It is high time for the TV academy to take another look at the categories of its Primetime Emmy Awards. The Emmys are the greatest single achievement for TV shows and actors. However, the lack of effective patrolling while administering nominations has deeply affected the prize’s status quo over the years. ‘Trene’ got nominated in the best miniseries in its fifth year while ‘Shameless’ submitted itself for best Comedy Series. Yes, it was the show where a baby was snorting cocaine.
In few categories, the most irrelevant submissions get accepted, while highly predictable ones sit out. With a colossal boom in the number of shows and content airing networks, both on web and on TV it’s difficult to sieve out the best ones. Few categories are intensely saturated; as, Academy Primetime Emmy Awards, chairman/CEO Bruce Rosenblum notes that as compared to five years ago, there were 40% more drama series submitted for consideration last year along with 60% more comedies.
The identities of TV shows today are a far cry from what the used to be in the inaugural years of television. Comedies and dramas do not just separate themselves via 30 and 60 minute airing time, or through multiple or single camera set-ups. Instead, they have stricter definitions. A drama may also be a comedy, and vice versa. With several genres getting introduced, followed by the concept of multi-genre shows, categories at Emmy do not seem cater well the needs of TV today.
Cyborgs, serial killers, murderous moms, unholy demons, mafia bosses, corrupt capitalists, or simply lifeless vamps; evil takes myriads of forms on TV. In all honesty, rarely are TV shows ever good without them.
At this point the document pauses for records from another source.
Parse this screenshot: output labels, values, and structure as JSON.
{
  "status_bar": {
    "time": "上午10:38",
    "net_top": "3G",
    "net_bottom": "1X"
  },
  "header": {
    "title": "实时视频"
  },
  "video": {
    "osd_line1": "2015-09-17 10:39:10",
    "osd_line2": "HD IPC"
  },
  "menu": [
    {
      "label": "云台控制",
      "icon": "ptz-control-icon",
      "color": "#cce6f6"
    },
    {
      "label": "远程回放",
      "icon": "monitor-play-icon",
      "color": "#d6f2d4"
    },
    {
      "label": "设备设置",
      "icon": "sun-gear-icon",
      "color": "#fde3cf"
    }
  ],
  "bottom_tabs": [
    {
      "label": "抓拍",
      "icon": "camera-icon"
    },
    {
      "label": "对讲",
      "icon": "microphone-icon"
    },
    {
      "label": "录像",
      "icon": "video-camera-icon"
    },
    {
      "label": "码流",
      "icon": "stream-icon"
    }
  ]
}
From canny dialogues to the most strenuous scenes, our bad guys do a lot more than what the protagonists do themselves. They are the ones who suffuse logic into the show, justifying actions of the other characters.
But they do not get their dues. How would you identify Game of Thrones’ Cersei Lannister? She does not simply support the script nor is she a hero. Lena Heady has created her own space on TV, and she deserves the same space on an award show as well. A separate category for villains will reduce the burden for remaining categories. Furthermore underdogs will also be missed out less often. This specific category can be gender neutral as well.
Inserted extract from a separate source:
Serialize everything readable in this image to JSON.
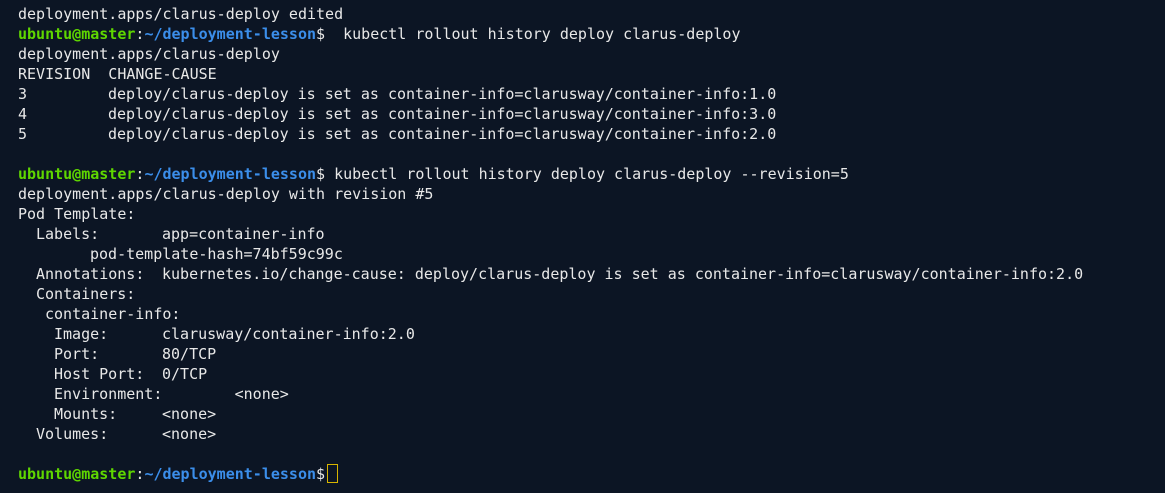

Best Moment on TV
Every minute of a TV show can be analyzed for the thoughtful input that has been incorporated in its making. A show may not be the best. However, a single scene from it maybe just worth watching. Intelligent scripts, epic monologues, creative epilogues and denouements, stem-winding climaxes, and mind scrambling performances may be available only in limited amounts in a show, but they stand on their own anticipating acclaim.
With a dearth of miniseries and misbegotten TV movies, the two categories can be called for a merger. Consequently, an award for Outstanding TV Scene can be assimilated in the categories of Emmy nominations.
If newcomers are acclaimed for their breakthrough, it will only do them justice. It normally takes several years to hone one’s skills. Rookie actors are more prone to making bad choices with TV shows. So, even if they perform well in their projects, they would go unnoticed. Introduction of an award for debutantes can greatly boost their morale and encourage them to do more good work.
Such an award will also open way for The CW shows to shine at Emmys. The cast of such shows is wildly popular, but gets missed out at award shows owing to lack of experience in the industry. Some actors turn in commendable performances for their first time breaks and obviously deserve some exclusive appreciation.
Adding two, or at least one more category while replacing other will only reinvent the Emmys to compliment the present era. Change is intrinsic to time, and scope for growth is always unlimited.